ENTRIES PROVIDED: Begin

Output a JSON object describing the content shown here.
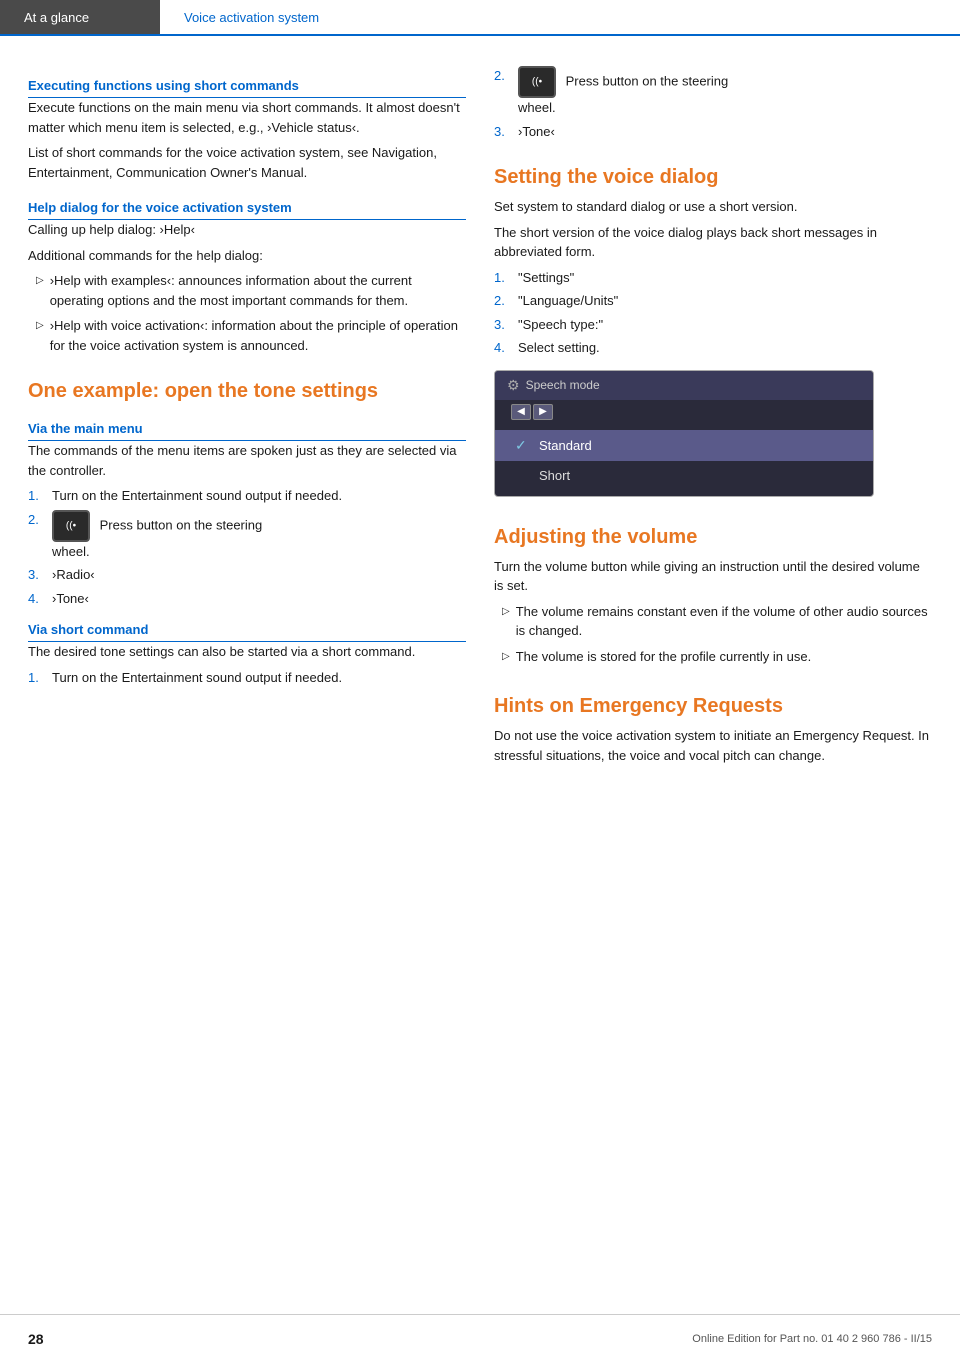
{
  "header": {
    "left_label": "At a glance",
    "right_label": "Voice activation system"
  },
  "left_column": {
    "section1": {
      "heading": "Executing functions using short commands",
      "para1": "Execute functions on the main menu via short commands. It almost doesn't matter which menu item is selected, e.g., ›Vehicle status‹.",
      "para2": "List of short commands for the voice activation system, see Navigation, Entertainment, Communication Owner's Manual."
    },
    "section2": {
      "heading": "Help dialog for the voice activation system",
      "para1": "Calling up help dialog: ›Help‹",
      "para2": "Additional commands for the help dialog:",
      "bullets": [
        "›Help with examples‹: announces information about the current operating options and the most important commands for them.",
        "›Help with voice activation‹: information about the principle of operation for the voice activation system is announced."
      ]
    },
    "section3": {
      "heading": "One example: open the tone settings",
      "sub_heading1": "Via the main menu",
      "para1": "The commands of the menu items are spoken just as they are selected via the controller.",
      "steps_main": [
        {
          "num": "1.",
          "text": "Turn on the Entertainment sound output if needed."
        },
        {
          "num": "2.",
          "icon": true,
          "text_before": "Press button on the steering",
          "text_after": "wheel."
        },
        {
          "num": "3.",
          "text": "›Radio‹"
        },
        {
          "num": "4.",
          "text": "›Tone‹"
        }
      ],
      "sub_heading2": "Via short command",
      "para2": "The desired tone settings can also be started via a short command.",
      "steps_short": [
        {
          "num": "1.",
          "text": "Turn on the Entertainment sound output if needed."
        }
      ]
    }
  },
  "right_column": {
    "step2_right": {
      "num": "2.",
      "icon": true,
      "text_before": "Press button on the steering",
      "text_after": "wheel."
    },
    "step3_right": {
      "num": "3.",
      "text": "›Tone‹"
    },
    "section_voice_dialog": {
      "heading": "Setting the voice dialog",
      "para1": "Set system to standard dialog or use a short version.",
      "para2": "The short version of the voice dialog plays back short messages in abbreviated form.",
      "steps": [
        {
          "num": "1.",
          "text": "\"Settings\""
        },
        {
          "num": "2.",
          "text": "\"Language/Units\""
        },
        {
          "num": "3.",
          "text": "\"Speech type:\""
        },
        {
          "num": "4.",
          "text": "Select setting."
        }
      ],
      "speech_mode_box": {
        "title_icon": "⚙",
        "title": "Speech mode",
        "options": [
          {
            "label": "Standard",
            "selected": true
          },
          {
            "label": "Short",
            "selected": false
          }
        ]
      }
    },
    "section_volume": {
      "heading": "Adjusting the volume",
      "para1": "Turn the volume button while giving an instruction until the desired volume is set.",
      "bullets": [
        "The volume remains constant even if the volume of other audio sources is changed.",
        "The volume is stored for the profile currently in use."
      ]
    },
    "section_emergency": {
      "heading": "Hints on Emergency Requests",
      "para1": "Do not use the voice activation system to initiate an Emergency Request. In stressful situations, the voice and vocal pitch can change."
    }
  },
  "footer": {
    "page_number": "28",
    "info": "Online Edition for Part no. 01 40 2 960 786 - II/15"
  }
}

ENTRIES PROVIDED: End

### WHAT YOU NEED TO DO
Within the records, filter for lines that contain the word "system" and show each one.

### EXERCISE RESPONSE
    "right_label": "Voice activation system"
      "para2": "List of short commands for the voice activation system, see Navigation, Entertainment, Communication Owner's Manual."
      "heading": "Help dialog for the voice activation system",
        "›Help with voice activation‹: information about the principle of operation for the voice activation system is announced."
      "para1": "Set system to standard dialog or use a short version.",
      "para1": "Do not use the voice activation system to initiate an Emergency Request. In stressful situations, the voice and vocal pitch can change."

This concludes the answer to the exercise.